- oral thrush
Fungal infections can be classified according to the general location of the infection:
Superficial or subcutaneous: infections which affect the outermost layer of skin or mucosal linings. (E.g. vaginal thrush or oral thrush.)
Systemic: infections which widely disseminated throughout the body. (E.g. cryptococcal meningitis). These fungal infections most commonly occur in patients whose physical and / or immune defence systems have been weakened by disease or medical treatments (e.g. antibiotic treatment, immunosuppressant therapy).2
Origins of fungal infection
Fungal infections can be acquired by many routes. Disease may result when fungal organisms that normally grow harmlessly in the body or on its surface are given opportunity to multiply and invade tissues1, this is known as endogenous infection.
Contact with fungi from the environment is another source of infection. Infections acquired from the environment are termed exogenous. Some fungal infections can be transmitted from one person to another by superficial contact involving skin or mucous membranes, but most fungal infections are not contagious.2
Exogenous sources of infection

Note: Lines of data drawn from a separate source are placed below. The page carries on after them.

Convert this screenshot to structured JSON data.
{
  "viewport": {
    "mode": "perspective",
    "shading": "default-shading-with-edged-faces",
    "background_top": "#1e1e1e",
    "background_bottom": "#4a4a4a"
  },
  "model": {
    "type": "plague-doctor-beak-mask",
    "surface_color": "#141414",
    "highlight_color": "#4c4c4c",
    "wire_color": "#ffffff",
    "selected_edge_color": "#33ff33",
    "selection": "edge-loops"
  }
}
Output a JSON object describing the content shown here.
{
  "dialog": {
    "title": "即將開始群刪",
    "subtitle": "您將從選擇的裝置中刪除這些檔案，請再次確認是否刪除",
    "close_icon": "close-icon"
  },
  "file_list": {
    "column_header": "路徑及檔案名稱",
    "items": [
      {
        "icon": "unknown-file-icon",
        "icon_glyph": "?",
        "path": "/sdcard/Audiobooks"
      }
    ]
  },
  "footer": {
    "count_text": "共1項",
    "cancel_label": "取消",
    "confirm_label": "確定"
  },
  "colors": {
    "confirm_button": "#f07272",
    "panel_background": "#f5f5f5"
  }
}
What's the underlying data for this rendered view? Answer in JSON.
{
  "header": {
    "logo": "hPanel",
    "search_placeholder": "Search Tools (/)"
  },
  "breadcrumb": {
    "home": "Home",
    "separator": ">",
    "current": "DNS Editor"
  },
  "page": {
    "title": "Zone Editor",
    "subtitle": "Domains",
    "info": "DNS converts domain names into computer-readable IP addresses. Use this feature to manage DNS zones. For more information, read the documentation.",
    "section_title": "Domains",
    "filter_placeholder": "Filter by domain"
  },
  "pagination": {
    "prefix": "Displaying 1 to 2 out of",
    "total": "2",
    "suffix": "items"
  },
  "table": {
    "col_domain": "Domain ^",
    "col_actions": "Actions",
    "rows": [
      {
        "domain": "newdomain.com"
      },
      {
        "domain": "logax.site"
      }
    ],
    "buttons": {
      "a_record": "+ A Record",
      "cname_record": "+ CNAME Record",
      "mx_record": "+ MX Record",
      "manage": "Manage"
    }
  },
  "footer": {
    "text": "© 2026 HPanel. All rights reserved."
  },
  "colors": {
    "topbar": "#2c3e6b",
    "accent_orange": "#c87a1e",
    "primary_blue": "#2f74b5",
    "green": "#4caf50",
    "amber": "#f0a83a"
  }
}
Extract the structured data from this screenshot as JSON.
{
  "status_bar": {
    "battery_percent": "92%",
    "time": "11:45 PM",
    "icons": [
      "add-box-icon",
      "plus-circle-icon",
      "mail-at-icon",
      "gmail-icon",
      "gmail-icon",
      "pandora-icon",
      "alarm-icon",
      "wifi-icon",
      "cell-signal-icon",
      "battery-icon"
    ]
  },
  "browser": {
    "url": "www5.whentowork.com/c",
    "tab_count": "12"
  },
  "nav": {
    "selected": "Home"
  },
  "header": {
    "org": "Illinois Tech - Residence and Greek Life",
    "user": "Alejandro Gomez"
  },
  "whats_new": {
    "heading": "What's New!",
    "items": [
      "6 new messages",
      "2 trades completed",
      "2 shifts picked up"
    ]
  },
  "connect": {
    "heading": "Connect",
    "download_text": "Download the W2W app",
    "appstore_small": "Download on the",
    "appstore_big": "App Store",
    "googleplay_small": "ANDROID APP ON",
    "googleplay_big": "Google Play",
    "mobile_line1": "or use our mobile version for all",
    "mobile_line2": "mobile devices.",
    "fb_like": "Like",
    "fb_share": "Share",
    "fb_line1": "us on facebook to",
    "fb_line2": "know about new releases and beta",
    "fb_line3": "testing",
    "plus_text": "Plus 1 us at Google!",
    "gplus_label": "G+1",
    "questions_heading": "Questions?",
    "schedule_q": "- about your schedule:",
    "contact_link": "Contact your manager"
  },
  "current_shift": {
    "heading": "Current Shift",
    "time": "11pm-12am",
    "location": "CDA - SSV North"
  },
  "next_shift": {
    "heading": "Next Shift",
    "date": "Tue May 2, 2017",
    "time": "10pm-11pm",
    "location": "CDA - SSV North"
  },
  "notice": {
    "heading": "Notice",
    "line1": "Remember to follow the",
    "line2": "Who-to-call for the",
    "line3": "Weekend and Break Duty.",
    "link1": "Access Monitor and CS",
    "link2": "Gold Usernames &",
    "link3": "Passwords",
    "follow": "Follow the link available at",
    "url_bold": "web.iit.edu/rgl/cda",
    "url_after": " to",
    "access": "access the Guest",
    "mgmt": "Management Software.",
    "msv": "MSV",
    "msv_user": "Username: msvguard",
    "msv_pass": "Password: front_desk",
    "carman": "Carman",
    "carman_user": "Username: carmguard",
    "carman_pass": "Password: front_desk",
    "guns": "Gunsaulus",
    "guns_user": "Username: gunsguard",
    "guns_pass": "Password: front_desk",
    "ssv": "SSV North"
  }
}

Infection can be acquired via the respiratory tract where fungal spores are inhaled and overwhelm the body’s defences.2 Fungal infection may also result when fragments of fungi or spores are introduced through breaks in the skin (e.g. when an intravenous catheter is used in a hospitalized patient).1
Endogenous sources of infection
Many different types of microorganisms (microflora), including some fungi, grow inside the healthy body and on its surface. Areas where fungi commonly colonize include the skin and the mucous membranes lining the upper respiratory tract, mouth, lower gastrointestinal tract, and female genital tract. Colonization by the microflora is normally harmless to the host. However, disease can result when the balance of the microflora is upset.1
1. Beers MH, editor. The Merck Manual – Second Home Edition (online source). New Jersey: Merck Research Loboratories; 2005 (cited 2005 Sept 21).
2. Glynn E, Evans V, & Gentles JC. Essentials of Medical Mycology Churchill Livingstone, NY. 1985. P9-10.